The transfer of the care and service need assessments from home care to OHJURI resulted in a 7% drop in new home care clients, and promoted equality between customers. Supervisors and nurses felt that both the home care practices, and the roles of the staff, had become clearer. Managers were now able to focus more on management, and nurses on service production. Also the number of home care patients’ emergency unit and clinic visits started to decline. In the Iisalmi pilot area, the drop in emergency unit visits was particularly evident in its own special health care (-48.7%) and in the North Savo Health Care District (-39.9%), but visits to health centres also showed a declining trend. In the home care doctor service pilot area, the emergency department visits decreased by 17%.

In Kalajoki, a special low-threshold information point, VERKKO, was created. VERKKO gives advice and provides guidance, determines service needs, draws up service plans, and in case of some particular support services, grants and organises services for new customers. The granting of support services was reported to have become faster and more equal in quality. The new information point was also appreciated by customers who felt that the responders ”had time for my concerns”, and ”one visit or call resolved many issues”. Kalajoki also adopted a ”goal-oriented approach” to promote goal- and customer-orientation in home care. This model helps to ensure that the customers are listened to and that their own potential is fully utilised. All services are coupled with concrete objectives set by the customer and his/her next of kin. The clarified discharge process, also launched within the project, reduced home care customers’ visits to other services. Emergency department visits dropped by 11%, and the number of customers moving to ”heavier” forms of care, dropped.

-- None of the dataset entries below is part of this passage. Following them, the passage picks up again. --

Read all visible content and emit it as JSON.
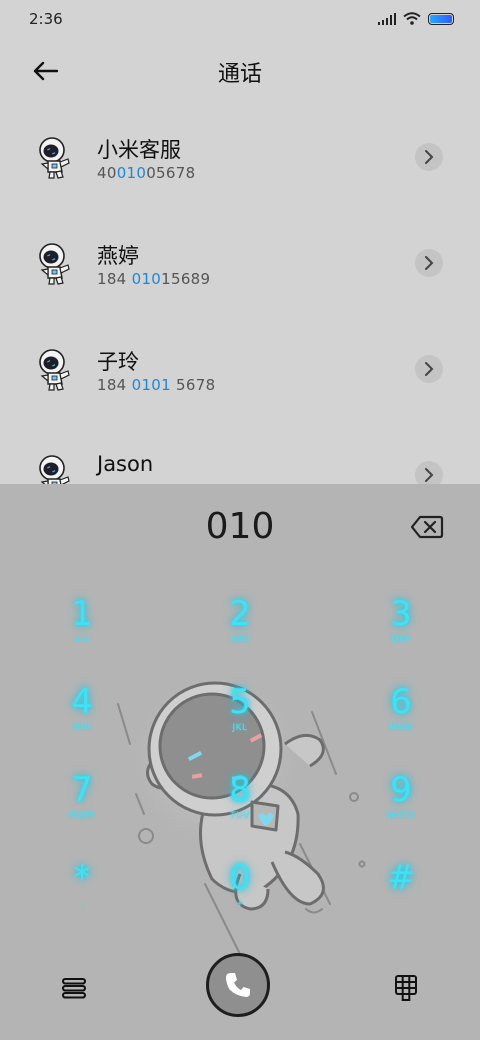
{
  "status": {
    "time": "2:36"
  },
  "header": {
    "title": "通话"
  },
  "contacts": [
    {
      "name": "小米客服",
      "num_pre": "40",
      "num_hl": "010",
      "num_post": "05678"
    },
    {
      "name": "燕婷",
      "num_pre": "184 ",
      "num_hl": "010",
      "num_post": "15689"
    },
    {
      "name": "子玲",
      "num_pre": "184 ",
      "num_hl": "0101",
      "num_post": " 5678"
    },
    {
      "name": "Jason",
      "num_pre": "",
      "num_hl": "",
      "num_post": ""
    }
  ],
  "dialer": {
    "display": "010",
    "keys": [
      {
        "digit": "1",
        "letters": "∞∞"
      },
      {
        "digit": "2",
        "letters": "ABC"
      },
      {
        "digit": "3",
        "letters": "DEF"
      },
      {
        "digit": "4",
        "letters": "GHI"
      },
      {
        "digit": "5",
        "letters": "JKL"
      },
      {
        "digit": "6",
        "letters": "MNO"
      },
      {
        "digit": "7",
        "letters": "PQRS"
      },
      {
        "digit": "8",
        "letters": "TUV"
      },
      {
        "digit": "9",
        "letters": "WXYZ"
      },
      {
        "digit": "*",
        "letters": ","
      },
      {
        "digit": "0",
        "letters": "+"
      },
      {
        "digit": "#",
        "letters": ""
      }
    ]
  },
  "colors": {
    "accent": "#1e88d8",
    "glow": "#3fe2f4",
    "panel": "#b4b4b4",
    "background": "#d3d3d3"
  },
  "icons": {
    "status": [
      "signal-icon",
      "wifi-icon",
      "battery-icon"
    ],
    "header": "back-arrow-icon",
    "row": [
      "astronaut-avatar-icon",
      "chevron-right-icon"
    ],
    "dialer": [
      "backspace-icon",
      "menu-icon",
      "phone-icon",
      "dialpad-icon"
    ]
  }
}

In the Kallio Health and Social Services Federation of Municipalities, home care management and resource planning were developed, for example, by creating a model for comparing home care customer needs with the available nurse resources. This helped to ensure that the right amount of nurses was always in the right place at the right time, which added to staff adequacy. In the past, home care teams had geared up for busy days with a local labour force buffer. When customer needs vary significantly from day to day, customer needs and the available resources do not meet. This traditional model ties nurses to the wrong places at the wrong time. In Kallio, this problem was tackled by need-based resourcing and visit list planning. The labour force buffer was centralised into one resource pool, from which nurses were allocated to different teams based on the actual customer needs. The aim was not only to better exploit the present resources and to avoid the use of substitutes, but also to even out shift-specific loads, and consequently avoid rushing and to safeguard the quality of the services. The fluctuations between busy and non-busy days are now history.

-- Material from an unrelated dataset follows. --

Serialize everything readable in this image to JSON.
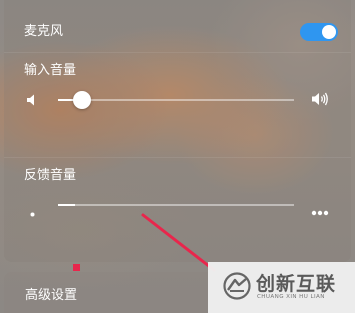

The workload of individual nurses remains constant regardless of the fluctuation in customer needs, because the number of nurses is regulated accordingly with the help of the resource pool. Preliminary results show that Kallio home care’s short-term productivity has increased by 4%, while the need for short-term substitutes reduced by a third. This is considered important, as the use of substitutes not only undermines the quality of the service, but also increases nurse turnover and home care costs. The management does not expect to see the full improvement until around Christmas 2014, when the changes have taken proper root and become part of the culture. In Kallio, an incentive plan for home care staff was also developed. The aim is to introduce this in 2014.

The project piloted a new innovation motor concept, in which a private service provider (Mediverkko Hoivapalvelut Oy) takes on responsibility for a particular service production area, and supports the public provider in piloting and implementing new concepts. The private provider can pilot new solutions much faster and more flexibly than its public counterpart (in this case Kallio home care), and thus support the planning and deployment of new models.

The project end results were published in the report KH2020: 10-step programme for home care